◆ **Problem description**: Copy every line of the listing that holds the string "checked".
---- Input material
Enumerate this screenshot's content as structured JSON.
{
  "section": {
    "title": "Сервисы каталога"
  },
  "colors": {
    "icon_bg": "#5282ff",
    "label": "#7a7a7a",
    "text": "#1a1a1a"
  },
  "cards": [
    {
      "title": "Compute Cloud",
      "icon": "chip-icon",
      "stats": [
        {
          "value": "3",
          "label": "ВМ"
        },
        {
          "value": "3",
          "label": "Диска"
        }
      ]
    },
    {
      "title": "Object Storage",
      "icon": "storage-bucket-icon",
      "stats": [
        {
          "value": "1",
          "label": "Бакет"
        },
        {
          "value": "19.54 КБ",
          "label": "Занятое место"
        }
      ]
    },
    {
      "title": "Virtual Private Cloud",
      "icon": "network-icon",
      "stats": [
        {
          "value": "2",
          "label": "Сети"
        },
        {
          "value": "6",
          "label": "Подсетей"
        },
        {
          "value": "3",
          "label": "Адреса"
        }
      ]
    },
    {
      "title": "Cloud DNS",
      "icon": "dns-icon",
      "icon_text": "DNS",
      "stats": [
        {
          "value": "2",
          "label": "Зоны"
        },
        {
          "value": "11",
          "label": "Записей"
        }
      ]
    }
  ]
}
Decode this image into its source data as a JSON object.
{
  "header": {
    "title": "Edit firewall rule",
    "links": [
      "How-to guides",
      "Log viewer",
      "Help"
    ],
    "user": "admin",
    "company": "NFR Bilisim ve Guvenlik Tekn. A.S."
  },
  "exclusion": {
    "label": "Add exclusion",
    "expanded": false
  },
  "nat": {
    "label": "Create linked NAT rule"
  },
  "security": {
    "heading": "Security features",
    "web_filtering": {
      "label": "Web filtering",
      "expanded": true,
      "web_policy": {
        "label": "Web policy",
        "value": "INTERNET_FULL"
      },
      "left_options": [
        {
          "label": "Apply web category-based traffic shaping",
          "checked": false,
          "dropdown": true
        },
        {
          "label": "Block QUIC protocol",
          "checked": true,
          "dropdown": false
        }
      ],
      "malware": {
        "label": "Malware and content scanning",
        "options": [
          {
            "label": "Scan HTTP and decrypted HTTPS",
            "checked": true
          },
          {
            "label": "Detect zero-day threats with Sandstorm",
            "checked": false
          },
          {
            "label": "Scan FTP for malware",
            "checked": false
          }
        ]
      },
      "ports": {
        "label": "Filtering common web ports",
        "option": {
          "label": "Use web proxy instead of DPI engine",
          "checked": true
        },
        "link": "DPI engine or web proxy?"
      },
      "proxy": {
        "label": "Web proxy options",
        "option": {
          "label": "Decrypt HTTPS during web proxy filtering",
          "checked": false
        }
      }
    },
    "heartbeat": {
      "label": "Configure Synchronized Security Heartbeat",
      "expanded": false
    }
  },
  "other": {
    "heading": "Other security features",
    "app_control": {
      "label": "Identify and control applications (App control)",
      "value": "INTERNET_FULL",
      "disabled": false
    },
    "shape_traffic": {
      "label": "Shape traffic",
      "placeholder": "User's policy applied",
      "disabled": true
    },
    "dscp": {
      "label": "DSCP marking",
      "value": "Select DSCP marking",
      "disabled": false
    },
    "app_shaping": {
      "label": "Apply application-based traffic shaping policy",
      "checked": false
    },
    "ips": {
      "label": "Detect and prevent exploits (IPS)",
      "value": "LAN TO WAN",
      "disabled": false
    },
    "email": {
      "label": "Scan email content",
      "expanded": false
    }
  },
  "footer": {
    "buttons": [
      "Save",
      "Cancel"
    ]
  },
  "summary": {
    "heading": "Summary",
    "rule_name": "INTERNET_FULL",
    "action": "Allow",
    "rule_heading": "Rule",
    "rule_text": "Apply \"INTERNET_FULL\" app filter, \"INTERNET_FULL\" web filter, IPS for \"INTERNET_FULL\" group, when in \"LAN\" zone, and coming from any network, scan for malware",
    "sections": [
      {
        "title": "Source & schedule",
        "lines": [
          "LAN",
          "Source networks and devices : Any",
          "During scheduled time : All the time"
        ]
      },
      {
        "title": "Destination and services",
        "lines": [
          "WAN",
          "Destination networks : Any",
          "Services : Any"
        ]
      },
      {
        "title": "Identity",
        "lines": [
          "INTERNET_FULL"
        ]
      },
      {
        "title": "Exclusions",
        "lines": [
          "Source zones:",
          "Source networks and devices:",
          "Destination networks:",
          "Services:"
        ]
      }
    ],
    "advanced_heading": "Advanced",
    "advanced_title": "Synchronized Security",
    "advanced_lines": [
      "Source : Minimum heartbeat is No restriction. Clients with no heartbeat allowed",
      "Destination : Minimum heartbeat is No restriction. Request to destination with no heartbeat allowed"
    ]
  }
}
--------
◆ **Exercise result**:
          "checked": false,
          "checked": true,
            "checked": true
            "checked": false
            "checked": false
          "checked": true
          "checked": false
      "checked": false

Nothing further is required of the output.